Essays will be graded on the quality of your ideas about the work and your ability to persuade readers why they matter within an essay structure that presents your ideas with the clarity good ideas deserve. For this course, the primary texts are the only ones you will need. Though we will read additional essays and letters, no secondary research will be expected.
"Use the dictionary. It's better than the critics."
Elizabeth Bishop to her students
Poem titles should be enclosed in quotation marks. Papers deserve carefully considered titles that direct readers to the endeavor of your paper.
Paper 1 (2 pages, 500 words): due Week #4
Paper 2 (1300 words): Group A: due Week #6
Paper 3 (1300 words): due Week #11
Paper 4 (revision of 2nd or 3rd paper): due Week #13
Students are required to write a minimum of twenty pages of revised writing spread over four essays and reading responses. One oral presentation, some memorization, as well as active class participation are also required. The fourth essay will be a revision of one of your earlier papers. There will be no examinations.
Plagiarism—use of another's intellectual work without acknowledgement—is a serious offense. It is the policy of the Literature Faculty that students who plagiarize will receive an F in the subject, and that the instructor will forward the case to the Committee on Discipline. Full acknowledgement for all information obtained from sources outside the classroom must be clearly stated in all written work submitted. All ideas, arguments, and direct phrasings taken from someone else's work must be identified and properly footnoted. Quotations from other sources must be clearly marked as distinct from the student's own work. For further guidance on the proper forms of attribution, consult the style guides available at the Writing and Communication Center and the MIT Web site on Plagiarism.

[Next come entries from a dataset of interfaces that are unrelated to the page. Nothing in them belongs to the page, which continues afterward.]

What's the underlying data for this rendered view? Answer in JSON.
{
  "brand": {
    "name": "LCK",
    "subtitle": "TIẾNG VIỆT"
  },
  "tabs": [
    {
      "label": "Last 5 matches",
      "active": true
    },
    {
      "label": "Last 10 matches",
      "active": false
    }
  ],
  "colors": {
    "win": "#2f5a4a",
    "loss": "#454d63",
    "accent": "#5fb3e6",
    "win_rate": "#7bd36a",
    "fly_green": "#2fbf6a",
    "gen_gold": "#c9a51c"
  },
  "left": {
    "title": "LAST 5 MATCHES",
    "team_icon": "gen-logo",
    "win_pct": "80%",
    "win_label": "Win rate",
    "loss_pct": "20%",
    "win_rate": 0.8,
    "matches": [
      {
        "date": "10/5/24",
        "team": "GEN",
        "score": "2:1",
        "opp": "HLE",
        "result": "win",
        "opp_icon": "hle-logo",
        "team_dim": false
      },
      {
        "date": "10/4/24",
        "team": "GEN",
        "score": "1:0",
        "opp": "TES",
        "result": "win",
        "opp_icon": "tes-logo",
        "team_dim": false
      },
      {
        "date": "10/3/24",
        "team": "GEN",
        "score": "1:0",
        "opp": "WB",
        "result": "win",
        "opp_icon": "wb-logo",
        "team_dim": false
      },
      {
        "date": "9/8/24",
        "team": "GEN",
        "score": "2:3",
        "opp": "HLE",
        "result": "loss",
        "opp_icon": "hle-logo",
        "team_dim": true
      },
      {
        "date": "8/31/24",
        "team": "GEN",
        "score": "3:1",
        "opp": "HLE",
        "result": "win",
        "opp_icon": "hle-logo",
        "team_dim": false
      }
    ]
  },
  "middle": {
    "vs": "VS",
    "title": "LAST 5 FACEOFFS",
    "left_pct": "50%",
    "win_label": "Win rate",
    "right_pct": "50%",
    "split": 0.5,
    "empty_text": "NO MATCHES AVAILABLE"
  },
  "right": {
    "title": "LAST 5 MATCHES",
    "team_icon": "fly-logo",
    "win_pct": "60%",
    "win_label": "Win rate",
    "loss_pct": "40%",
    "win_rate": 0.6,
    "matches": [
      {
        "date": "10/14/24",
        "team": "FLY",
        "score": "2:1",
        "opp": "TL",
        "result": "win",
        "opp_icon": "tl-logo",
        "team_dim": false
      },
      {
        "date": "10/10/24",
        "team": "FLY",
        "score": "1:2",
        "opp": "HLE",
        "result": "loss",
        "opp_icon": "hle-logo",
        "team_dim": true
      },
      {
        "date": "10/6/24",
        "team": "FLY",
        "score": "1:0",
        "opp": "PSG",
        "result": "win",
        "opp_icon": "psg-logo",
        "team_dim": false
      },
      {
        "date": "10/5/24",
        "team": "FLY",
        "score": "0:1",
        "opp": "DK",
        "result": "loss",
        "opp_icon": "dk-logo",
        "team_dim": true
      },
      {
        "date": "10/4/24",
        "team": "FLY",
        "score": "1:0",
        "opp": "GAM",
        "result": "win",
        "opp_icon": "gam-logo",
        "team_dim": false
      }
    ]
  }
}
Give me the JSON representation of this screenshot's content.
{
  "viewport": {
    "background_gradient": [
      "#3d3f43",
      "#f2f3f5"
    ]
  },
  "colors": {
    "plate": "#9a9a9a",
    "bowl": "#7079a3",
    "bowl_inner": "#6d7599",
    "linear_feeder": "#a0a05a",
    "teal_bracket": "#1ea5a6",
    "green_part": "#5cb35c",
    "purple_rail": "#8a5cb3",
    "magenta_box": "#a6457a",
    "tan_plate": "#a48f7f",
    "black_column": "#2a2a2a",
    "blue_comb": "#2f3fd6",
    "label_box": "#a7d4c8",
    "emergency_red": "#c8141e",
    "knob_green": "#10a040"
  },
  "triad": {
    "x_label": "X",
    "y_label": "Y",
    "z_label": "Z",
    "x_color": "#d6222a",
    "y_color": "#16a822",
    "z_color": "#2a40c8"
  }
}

|WEEK #||TOPICS||KEY DATES|
Discussion of list of poets for presentation
Assignment for Week #2 handed out
Yeats, W. B. "To A Young Girl."
———. "When You Are Old."
———. "To Ireland In The Coming Times."
———. "The Song of Wandering Aengus."
———. "The Second Coming."
———. "Easter 1916."
———. "Never Give All The Heart."
|2||Recite 10 lines of a poem by either Dickens, Yeats, Blake||
Wordsworth observations due in Week #3
|3||Yeats, W. B. "The Lake Isle of Innisfree."||
Background on sonnets assignment due
Readings assignment due
Stevens, Wallace. "The House Was Quiet And The World Was Calm."
Short quiz in class
Paper 1 due
Readings assignment due
Adrienne Rich. "Mother-in-law."
Hopkins, Gerard Manley. "Pied Beauty."
Chapter 3. "Poems as Pleasures." In Poems, Poets, Poetry: An Introduction and Anthology.
Donne, John. "Holy Sonnet 14."
———. "Holy Sonnet 10."
Stevens, Wallace. "The House Was Quiet And The World Was Calm." (cont.)
Hopkins, Gerard Manley. "As Kingfishers Catch Fire, Dragonflies Draw Flame."
Keats, John. "Letter on Negative Capability, 1818."
Chapter 6. "Constructing A Self." In Poems, Poets, Poetry: An Introduction and Anthology.
Whitman, Walt. "Beginning My Studies."
———. "Song of Myself."
|Paper 2 due|
|7||Coleman, Wanda. "Wanda Why Aren't You Dead."|
Whitman, Walt. "Vigil Strange I Kept on the Field One Night."
Eliot, T. S. "The Love Song of J. Alfred Prufrock."
Bishop, Elizabeth. "At the Fishhouses."
———. "One Art."
———. "In the Waiting Room."
Vendler, Helen. "Sestina."
|9||Eliot, T. S. "The Love Song of J. Alfred Prufrock." (cont.)|
|10||Eliot, T. S. "Tradition and the Individual Talent."|
|11||Recite 15-25 lines of your choosing||Paper 3 due|
Wallace Stevens journal note
Bishop on Darwin
Bring the original graded paper that you are revising.
Bring a printed copy of "In the Waiting Room" and the Vendler anthology.
Come prepared to discuss Bishop's "At the Fishhouses."
Paper 4 due
Paper 4 revision assignment due